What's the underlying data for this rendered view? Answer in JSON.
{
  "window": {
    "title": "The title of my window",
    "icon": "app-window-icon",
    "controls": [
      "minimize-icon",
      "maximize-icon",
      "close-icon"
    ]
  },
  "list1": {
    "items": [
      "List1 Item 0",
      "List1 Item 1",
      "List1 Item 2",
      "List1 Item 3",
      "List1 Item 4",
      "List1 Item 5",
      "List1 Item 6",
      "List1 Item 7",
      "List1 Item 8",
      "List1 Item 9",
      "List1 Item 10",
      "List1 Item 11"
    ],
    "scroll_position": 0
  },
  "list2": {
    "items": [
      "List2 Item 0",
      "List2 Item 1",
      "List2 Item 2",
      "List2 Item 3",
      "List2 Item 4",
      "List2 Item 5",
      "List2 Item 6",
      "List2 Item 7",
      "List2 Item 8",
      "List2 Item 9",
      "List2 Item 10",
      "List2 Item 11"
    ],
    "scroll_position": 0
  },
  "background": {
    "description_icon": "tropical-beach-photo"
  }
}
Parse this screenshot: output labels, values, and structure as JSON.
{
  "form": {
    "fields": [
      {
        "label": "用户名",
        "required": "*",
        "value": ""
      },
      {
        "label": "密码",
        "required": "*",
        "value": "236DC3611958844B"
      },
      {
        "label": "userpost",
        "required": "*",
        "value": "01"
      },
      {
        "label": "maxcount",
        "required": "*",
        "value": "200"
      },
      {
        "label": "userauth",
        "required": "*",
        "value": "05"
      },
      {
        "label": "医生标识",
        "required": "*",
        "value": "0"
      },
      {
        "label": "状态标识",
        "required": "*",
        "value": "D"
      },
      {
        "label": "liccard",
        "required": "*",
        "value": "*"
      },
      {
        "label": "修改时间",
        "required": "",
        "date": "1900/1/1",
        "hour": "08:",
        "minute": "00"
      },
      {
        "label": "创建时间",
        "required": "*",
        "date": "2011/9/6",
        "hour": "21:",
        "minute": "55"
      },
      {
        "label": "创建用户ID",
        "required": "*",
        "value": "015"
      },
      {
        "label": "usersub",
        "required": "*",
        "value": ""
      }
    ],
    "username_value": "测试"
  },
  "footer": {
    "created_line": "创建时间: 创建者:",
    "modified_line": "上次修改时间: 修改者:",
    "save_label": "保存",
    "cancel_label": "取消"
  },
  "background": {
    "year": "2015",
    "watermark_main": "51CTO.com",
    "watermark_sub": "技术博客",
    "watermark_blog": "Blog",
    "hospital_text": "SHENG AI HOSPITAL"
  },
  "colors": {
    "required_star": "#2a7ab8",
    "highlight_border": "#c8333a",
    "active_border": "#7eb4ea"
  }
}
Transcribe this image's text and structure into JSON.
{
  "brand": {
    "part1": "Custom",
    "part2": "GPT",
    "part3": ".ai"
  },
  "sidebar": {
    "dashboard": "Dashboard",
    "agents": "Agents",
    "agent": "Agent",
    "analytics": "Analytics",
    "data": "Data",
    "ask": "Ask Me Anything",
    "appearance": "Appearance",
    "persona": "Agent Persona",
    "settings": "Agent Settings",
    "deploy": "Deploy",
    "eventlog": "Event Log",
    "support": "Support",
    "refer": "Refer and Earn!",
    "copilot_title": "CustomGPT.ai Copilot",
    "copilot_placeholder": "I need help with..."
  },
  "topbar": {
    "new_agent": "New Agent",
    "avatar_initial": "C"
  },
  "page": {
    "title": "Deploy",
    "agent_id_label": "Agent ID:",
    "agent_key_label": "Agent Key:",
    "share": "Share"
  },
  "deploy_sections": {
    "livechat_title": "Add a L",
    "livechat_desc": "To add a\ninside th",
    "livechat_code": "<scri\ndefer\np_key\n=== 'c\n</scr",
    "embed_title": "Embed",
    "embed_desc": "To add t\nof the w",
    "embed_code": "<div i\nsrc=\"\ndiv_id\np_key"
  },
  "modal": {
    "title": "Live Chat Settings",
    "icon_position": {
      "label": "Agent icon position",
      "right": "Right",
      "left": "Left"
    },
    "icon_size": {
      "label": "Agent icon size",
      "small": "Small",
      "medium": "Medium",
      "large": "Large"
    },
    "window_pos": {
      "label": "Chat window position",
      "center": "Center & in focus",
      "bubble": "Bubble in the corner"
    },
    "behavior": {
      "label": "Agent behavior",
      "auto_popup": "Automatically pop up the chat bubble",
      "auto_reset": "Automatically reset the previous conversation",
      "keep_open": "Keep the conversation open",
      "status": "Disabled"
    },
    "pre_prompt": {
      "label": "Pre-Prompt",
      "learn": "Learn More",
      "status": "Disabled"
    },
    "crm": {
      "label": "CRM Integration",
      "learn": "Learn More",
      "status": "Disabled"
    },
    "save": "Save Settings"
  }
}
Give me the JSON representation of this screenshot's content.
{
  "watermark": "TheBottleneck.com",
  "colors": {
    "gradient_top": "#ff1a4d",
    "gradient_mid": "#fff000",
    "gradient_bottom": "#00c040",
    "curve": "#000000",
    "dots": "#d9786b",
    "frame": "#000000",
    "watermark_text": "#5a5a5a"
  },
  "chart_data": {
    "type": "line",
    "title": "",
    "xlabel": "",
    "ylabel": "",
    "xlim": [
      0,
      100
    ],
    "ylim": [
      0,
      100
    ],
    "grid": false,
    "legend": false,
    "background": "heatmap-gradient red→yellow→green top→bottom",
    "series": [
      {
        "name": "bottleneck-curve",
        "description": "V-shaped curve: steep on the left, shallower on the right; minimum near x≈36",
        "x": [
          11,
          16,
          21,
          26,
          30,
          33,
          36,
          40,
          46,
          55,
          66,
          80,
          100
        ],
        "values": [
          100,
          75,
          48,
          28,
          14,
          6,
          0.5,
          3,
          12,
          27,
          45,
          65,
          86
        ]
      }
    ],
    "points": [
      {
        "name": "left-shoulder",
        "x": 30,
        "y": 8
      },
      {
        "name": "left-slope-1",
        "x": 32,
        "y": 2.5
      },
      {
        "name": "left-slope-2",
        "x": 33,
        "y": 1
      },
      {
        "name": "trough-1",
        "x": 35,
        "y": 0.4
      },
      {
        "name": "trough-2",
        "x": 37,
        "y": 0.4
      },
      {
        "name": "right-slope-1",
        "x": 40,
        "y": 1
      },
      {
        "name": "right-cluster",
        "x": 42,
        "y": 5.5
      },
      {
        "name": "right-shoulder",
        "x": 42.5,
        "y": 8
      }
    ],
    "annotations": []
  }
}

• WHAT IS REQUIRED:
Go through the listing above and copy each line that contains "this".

• YOUR RESPONSE:
What's the underlying data for this rendered view? Answer in JSON.
Parse this screenshot: output labels, values, and structure as JSON.
Transcribe this image's text and structure into JSON.
Give me the JSON representation of this screenshot's content.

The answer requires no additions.